Although Members’ Voluntary Liquidation is a valuable tool for directors looking to close a larger solvent company, it may not be the best option for small companies. Small companies often do not have the retained profits to properly make use of the tax efficiency provided by an MVL. If your company falls into this category, it may be wise to consider dissolution as an alternative.

Company dissolution, also known as a company strike-off, is an alternative method of closing a company. Rather than prioritising tax efficiency, company dissolution is focused on cost-effectiveness. The process can be carried out at minimal cost, requiring an application fee, Gazette notice fees, the cost of transferring any assets out of your company, and the cost of any third-party assistance.

To initiate a company dissolution, you must submit a DS01 form to Companies House, which will cost £8 through the online portal or £10 in paper format. Once initiated, you must publish a notice in the Gazette detailing your company’s upcoming dissolution. This notice grants certain parties, such as shareholders or creditors, a chance to object to the dissolution, potentially halting the process. Assuming no objections are made, you may be closing the company and removing any owned assets.
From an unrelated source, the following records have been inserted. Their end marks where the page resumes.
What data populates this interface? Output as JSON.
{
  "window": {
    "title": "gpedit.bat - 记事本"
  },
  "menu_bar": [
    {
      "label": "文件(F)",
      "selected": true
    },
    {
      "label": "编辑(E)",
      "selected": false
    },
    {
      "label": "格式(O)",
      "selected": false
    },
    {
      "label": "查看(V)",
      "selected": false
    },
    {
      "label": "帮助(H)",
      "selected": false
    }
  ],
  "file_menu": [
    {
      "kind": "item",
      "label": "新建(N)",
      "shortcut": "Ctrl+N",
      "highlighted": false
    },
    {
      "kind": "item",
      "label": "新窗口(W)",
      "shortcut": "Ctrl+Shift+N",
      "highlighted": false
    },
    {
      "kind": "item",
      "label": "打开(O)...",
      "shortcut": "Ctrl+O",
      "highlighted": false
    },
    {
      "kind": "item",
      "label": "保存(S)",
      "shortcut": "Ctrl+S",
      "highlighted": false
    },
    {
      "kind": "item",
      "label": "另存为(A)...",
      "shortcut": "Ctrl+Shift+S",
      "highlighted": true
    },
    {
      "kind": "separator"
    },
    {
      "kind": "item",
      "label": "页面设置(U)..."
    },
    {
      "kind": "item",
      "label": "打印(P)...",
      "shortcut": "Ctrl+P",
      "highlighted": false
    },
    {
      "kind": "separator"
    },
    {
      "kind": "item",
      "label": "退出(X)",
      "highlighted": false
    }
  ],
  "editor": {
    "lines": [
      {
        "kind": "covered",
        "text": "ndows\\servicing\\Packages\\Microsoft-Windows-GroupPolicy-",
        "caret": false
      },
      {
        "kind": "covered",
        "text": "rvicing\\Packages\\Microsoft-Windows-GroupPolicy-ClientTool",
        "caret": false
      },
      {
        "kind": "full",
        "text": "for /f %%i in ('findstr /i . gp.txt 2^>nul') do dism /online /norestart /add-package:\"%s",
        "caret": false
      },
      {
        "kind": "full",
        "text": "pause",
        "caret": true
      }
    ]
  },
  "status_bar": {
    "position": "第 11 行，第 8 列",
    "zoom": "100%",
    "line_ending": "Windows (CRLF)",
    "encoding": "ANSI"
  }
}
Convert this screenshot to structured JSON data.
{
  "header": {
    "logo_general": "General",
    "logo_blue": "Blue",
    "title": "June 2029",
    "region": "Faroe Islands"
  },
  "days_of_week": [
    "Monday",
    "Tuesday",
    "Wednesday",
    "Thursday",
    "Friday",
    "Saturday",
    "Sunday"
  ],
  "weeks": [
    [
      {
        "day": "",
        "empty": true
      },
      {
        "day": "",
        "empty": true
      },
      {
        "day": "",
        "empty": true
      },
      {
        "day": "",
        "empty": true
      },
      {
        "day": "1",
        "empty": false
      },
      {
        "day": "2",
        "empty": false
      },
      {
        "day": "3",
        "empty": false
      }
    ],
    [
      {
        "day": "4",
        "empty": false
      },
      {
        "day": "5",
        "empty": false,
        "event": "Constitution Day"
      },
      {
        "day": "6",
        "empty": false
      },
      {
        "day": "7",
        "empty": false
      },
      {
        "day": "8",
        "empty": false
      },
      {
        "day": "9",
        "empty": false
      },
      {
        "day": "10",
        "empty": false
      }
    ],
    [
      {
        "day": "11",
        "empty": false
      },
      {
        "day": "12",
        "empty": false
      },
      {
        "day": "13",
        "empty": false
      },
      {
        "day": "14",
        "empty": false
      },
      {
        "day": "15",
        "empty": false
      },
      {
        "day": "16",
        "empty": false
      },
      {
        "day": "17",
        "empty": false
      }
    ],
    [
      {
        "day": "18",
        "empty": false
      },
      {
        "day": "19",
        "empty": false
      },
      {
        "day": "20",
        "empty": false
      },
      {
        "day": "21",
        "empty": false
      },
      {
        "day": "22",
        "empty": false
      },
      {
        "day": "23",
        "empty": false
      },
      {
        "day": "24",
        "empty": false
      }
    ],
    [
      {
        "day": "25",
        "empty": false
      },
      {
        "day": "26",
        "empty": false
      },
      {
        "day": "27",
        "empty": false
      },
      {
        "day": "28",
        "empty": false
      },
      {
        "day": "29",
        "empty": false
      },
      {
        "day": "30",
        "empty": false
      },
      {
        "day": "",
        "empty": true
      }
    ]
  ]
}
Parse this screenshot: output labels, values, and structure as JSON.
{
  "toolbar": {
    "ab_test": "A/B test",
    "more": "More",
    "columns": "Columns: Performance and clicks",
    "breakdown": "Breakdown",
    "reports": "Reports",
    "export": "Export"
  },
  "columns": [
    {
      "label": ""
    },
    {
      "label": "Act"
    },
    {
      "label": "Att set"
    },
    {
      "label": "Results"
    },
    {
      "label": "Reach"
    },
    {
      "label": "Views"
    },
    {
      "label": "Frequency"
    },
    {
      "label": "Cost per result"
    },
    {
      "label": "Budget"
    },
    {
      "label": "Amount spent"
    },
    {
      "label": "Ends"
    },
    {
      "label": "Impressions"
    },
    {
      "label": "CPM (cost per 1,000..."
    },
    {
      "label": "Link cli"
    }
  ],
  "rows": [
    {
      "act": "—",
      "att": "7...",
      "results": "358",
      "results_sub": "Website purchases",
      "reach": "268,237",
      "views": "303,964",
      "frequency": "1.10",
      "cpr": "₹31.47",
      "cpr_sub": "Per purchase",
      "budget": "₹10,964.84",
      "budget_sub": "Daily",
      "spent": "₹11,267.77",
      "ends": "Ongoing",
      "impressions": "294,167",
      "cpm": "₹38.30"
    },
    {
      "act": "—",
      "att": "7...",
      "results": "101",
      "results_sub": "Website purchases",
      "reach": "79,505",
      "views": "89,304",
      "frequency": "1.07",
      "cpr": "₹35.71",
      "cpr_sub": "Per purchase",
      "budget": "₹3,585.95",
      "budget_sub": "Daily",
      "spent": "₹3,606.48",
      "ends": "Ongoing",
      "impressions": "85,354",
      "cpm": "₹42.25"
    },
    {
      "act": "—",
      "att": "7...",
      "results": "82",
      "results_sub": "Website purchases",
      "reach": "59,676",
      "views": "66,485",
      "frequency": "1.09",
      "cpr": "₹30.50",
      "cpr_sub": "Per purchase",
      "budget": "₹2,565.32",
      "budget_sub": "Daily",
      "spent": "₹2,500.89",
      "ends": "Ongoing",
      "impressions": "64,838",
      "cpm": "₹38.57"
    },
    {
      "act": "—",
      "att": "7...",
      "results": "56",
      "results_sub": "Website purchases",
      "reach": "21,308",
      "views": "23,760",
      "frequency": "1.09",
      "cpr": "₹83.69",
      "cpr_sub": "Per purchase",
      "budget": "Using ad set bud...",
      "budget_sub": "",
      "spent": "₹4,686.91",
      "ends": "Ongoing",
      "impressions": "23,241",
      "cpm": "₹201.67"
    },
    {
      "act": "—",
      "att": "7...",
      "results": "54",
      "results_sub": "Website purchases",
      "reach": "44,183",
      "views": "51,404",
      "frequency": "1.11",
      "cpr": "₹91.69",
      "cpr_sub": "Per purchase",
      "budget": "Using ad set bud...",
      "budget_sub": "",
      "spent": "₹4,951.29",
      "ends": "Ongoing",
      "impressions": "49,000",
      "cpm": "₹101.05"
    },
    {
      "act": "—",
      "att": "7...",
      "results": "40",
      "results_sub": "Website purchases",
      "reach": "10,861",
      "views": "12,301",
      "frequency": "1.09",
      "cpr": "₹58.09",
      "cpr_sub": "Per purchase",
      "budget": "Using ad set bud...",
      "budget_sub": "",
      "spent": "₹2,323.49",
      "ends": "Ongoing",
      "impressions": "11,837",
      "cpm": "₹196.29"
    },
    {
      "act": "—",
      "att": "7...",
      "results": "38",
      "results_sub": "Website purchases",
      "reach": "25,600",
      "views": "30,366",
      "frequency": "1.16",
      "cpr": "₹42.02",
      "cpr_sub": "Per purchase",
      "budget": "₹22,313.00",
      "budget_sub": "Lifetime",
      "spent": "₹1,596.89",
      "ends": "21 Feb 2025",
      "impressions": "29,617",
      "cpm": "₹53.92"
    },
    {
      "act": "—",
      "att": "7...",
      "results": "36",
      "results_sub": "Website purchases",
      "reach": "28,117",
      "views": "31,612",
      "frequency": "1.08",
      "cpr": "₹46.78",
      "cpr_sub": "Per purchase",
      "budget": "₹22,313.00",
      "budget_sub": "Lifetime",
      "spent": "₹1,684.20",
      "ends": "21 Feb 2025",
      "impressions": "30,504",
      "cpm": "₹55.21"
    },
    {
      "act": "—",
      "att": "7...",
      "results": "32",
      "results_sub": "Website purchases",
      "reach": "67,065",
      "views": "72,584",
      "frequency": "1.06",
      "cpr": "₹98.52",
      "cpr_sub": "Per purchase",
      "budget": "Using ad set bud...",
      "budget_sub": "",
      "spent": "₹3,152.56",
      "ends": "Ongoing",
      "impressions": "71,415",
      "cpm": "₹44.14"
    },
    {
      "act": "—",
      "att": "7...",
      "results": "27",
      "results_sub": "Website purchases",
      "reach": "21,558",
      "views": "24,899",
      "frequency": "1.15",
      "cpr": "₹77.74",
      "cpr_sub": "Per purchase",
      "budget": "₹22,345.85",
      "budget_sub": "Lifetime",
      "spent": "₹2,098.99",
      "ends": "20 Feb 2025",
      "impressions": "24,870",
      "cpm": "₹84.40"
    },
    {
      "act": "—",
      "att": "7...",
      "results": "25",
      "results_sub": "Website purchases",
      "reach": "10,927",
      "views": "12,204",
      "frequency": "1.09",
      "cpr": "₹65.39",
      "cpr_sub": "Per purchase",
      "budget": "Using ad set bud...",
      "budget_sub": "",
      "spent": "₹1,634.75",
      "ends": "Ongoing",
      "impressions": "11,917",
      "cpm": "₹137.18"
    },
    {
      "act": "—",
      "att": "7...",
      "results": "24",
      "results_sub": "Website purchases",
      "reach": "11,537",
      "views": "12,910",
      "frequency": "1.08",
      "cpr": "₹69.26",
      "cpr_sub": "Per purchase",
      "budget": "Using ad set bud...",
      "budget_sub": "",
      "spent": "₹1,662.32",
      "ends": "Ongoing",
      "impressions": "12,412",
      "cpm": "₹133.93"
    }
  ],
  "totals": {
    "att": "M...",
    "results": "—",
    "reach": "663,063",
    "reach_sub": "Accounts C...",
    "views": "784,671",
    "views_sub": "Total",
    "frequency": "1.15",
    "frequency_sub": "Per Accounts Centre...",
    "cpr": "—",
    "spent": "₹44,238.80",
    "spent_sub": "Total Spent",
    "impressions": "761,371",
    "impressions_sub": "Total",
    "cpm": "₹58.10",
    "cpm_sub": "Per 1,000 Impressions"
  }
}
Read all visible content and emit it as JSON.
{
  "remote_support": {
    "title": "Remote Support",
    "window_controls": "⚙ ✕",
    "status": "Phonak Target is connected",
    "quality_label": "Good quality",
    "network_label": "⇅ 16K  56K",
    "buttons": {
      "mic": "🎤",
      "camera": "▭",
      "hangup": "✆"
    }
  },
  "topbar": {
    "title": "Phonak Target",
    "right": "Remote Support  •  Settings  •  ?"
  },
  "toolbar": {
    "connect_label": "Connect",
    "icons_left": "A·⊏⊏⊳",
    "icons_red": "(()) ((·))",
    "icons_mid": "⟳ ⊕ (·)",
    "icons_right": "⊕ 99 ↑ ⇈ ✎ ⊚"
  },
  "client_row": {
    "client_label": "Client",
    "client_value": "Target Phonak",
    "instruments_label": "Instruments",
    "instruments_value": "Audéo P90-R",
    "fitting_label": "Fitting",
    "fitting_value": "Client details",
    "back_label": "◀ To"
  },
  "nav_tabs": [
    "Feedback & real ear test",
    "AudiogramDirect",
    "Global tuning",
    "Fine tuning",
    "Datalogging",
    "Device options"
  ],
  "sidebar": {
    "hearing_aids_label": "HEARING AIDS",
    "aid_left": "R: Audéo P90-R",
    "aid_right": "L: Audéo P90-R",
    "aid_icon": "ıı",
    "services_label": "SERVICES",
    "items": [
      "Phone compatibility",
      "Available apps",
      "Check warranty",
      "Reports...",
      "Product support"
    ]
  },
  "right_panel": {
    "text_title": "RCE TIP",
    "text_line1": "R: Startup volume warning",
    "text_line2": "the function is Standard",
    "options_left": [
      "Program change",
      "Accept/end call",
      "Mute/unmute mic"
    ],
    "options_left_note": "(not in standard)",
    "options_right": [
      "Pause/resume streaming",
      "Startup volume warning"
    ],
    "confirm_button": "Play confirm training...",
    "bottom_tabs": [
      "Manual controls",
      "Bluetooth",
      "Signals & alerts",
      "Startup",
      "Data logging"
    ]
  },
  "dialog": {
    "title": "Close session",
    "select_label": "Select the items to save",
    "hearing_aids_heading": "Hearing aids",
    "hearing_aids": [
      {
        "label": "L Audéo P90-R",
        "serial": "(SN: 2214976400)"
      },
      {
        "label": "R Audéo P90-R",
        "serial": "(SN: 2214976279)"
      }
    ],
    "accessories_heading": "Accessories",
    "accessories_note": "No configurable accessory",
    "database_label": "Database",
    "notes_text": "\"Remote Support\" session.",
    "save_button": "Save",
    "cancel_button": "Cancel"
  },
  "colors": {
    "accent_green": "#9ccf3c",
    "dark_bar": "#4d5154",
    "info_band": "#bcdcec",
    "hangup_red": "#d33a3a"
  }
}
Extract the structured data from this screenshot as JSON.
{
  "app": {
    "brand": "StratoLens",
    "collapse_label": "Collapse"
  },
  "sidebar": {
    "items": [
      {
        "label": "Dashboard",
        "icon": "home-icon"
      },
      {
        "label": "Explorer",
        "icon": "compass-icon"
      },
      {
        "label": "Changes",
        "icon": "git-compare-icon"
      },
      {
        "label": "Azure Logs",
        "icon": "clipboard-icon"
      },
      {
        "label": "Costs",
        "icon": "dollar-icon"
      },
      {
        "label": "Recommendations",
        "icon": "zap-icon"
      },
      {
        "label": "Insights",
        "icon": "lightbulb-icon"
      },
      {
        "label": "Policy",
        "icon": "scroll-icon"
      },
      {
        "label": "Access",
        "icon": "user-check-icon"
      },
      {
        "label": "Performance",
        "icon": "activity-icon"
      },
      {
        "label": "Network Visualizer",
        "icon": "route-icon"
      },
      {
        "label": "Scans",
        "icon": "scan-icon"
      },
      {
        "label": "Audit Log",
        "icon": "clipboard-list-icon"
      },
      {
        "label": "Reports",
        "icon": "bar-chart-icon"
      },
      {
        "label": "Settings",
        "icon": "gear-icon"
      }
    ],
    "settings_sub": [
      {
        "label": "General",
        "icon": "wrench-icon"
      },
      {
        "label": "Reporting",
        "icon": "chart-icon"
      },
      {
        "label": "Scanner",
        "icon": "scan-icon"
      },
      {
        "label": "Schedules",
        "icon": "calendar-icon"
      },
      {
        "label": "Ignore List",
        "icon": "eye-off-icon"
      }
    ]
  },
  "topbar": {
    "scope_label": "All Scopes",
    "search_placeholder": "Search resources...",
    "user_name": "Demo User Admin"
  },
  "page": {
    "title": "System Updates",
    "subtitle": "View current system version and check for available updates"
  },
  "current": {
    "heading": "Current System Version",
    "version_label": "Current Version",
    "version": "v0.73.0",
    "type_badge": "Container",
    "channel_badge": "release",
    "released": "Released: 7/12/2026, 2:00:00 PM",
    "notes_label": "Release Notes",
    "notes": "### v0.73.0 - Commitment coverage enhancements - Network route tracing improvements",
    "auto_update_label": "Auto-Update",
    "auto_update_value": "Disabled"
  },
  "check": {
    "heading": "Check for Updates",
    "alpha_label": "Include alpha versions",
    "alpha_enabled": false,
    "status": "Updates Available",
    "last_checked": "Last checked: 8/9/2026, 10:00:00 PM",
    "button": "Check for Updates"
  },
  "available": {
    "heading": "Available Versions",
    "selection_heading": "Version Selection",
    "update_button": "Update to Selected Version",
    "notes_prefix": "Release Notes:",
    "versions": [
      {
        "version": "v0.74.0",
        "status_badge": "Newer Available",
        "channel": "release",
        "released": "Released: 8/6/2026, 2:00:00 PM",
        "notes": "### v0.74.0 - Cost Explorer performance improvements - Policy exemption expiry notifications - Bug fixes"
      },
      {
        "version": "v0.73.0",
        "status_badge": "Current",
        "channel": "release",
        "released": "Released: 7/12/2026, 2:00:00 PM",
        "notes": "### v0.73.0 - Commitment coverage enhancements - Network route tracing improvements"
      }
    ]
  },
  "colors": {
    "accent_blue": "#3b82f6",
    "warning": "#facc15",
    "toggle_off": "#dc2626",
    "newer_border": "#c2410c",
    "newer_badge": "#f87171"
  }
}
Note that you should remove all assets from the company before the closing of your company is finalised, as anything that remains owned by the company past this point will be considered “bona vacantia”. This will result in the assets being transferred to the Crown, as they cannot be owned by a company that no longer exists.

Let Clarke Bell help you

Business Asset Disposal Relief can be a great benefit for company owners when they are closing down their company. It can result in shareholders paying a dramatically reduced tax bill. This tax saving will typically more than cover the cost of the liquidation.

If you are looking to close your solvent company in the most tax-efficient way, we can help you with our Members’ Voluntary Liquidation (MVL) service.

We have more than 29 years of experience in helping solvent companies close in the most efficient manner, and we can do the same for you.

Contact us today for your free advice.